:: PROBLEM ::
This exercise asks for every line of the material that contains the word "Design".

:: DATA EXTRACTS ::
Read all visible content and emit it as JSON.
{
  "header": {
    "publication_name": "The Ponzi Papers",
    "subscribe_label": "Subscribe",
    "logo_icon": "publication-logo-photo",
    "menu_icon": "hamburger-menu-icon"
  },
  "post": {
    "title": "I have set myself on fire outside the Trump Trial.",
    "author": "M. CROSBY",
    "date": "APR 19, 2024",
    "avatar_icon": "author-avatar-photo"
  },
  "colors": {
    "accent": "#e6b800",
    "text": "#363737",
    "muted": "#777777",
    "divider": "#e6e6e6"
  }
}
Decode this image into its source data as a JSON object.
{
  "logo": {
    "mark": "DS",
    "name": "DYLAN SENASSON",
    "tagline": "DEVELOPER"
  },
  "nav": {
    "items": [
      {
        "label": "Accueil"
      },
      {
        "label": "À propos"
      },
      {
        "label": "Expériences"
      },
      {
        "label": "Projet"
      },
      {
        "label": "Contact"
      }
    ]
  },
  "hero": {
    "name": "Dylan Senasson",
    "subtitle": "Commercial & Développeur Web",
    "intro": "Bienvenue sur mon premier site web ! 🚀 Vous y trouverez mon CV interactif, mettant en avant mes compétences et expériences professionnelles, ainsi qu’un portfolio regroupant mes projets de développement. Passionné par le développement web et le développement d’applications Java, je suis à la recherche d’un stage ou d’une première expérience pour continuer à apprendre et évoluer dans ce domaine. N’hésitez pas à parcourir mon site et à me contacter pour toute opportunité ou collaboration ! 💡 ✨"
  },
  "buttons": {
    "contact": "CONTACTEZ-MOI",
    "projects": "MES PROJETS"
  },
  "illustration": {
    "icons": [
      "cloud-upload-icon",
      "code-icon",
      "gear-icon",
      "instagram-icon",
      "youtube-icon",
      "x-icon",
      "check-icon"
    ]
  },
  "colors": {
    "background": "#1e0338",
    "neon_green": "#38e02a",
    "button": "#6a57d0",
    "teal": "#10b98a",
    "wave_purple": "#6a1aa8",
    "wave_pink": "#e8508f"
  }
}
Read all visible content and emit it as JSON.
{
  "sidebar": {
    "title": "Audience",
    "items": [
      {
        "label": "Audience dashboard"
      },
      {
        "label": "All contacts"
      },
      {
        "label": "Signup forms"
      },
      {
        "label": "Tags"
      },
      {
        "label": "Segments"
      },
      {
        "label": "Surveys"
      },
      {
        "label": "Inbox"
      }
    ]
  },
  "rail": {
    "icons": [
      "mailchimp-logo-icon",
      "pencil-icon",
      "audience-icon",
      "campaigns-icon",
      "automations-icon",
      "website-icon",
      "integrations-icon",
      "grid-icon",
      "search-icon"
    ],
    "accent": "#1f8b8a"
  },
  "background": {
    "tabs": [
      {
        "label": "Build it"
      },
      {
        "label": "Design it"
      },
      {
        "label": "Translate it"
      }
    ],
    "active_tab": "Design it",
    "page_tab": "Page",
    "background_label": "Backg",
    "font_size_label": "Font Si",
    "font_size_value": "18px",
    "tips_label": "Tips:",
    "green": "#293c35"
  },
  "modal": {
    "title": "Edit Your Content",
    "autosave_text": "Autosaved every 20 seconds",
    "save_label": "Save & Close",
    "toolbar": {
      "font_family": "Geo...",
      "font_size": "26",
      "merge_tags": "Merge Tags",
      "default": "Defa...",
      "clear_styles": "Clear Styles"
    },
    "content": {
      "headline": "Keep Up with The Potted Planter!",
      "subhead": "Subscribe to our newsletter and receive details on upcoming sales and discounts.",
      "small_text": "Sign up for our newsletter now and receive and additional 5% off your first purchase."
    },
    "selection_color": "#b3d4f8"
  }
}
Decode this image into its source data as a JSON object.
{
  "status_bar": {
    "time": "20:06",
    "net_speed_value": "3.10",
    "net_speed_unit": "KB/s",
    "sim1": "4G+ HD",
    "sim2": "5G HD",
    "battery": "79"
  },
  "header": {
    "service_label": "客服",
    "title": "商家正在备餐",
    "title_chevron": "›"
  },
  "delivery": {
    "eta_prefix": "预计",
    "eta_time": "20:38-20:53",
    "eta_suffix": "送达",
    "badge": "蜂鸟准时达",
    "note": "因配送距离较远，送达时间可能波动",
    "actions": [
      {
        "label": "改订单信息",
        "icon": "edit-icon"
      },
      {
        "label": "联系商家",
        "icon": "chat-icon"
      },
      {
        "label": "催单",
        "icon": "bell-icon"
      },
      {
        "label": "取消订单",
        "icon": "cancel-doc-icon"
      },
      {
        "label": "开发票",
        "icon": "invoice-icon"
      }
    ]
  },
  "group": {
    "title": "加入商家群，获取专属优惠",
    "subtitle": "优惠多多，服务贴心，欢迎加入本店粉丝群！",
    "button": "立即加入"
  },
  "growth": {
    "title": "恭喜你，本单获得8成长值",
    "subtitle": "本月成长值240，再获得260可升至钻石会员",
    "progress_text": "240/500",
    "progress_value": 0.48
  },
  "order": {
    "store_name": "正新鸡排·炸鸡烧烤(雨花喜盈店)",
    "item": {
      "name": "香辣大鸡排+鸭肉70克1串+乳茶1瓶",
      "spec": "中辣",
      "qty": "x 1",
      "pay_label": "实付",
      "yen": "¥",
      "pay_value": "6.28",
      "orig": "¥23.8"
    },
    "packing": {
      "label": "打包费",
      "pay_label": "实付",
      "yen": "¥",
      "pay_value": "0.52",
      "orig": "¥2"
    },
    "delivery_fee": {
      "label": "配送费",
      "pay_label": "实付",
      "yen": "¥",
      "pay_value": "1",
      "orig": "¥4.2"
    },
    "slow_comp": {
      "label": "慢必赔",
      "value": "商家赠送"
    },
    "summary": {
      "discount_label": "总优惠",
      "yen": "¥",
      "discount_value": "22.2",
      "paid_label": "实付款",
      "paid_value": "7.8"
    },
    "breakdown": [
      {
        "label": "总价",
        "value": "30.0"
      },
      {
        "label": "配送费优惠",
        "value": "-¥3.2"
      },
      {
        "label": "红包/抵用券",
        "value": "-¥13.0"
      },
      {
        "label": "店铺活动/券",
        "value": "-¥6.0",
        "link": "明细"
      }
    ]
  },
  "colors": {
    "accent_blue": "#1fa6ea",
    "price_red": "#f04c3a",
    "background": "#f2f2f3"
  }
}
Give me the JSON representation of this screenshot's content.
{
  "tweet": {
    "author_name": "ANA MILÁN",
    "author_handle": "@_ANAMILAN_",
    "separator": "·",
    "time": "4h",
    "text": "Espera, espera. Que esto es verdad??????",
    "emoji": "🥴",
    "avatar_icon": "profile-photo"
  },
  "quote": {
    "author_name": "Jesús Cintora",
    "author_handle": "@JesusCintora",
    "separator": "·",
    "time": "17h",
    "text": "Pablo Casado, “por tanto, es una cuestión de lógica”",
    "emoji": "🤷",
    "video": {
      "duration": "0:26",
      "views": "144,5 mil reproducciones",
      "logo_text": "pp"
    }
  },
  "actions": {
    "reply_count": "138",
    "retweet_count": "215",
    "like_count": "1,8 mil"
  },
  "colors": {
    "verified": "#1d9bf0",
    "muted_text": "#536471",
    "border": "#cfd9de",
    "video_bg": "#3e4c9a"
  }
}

:: COMPLETED EXERCISE ::
        "label": "Design it"
    "active_tab": "Design it",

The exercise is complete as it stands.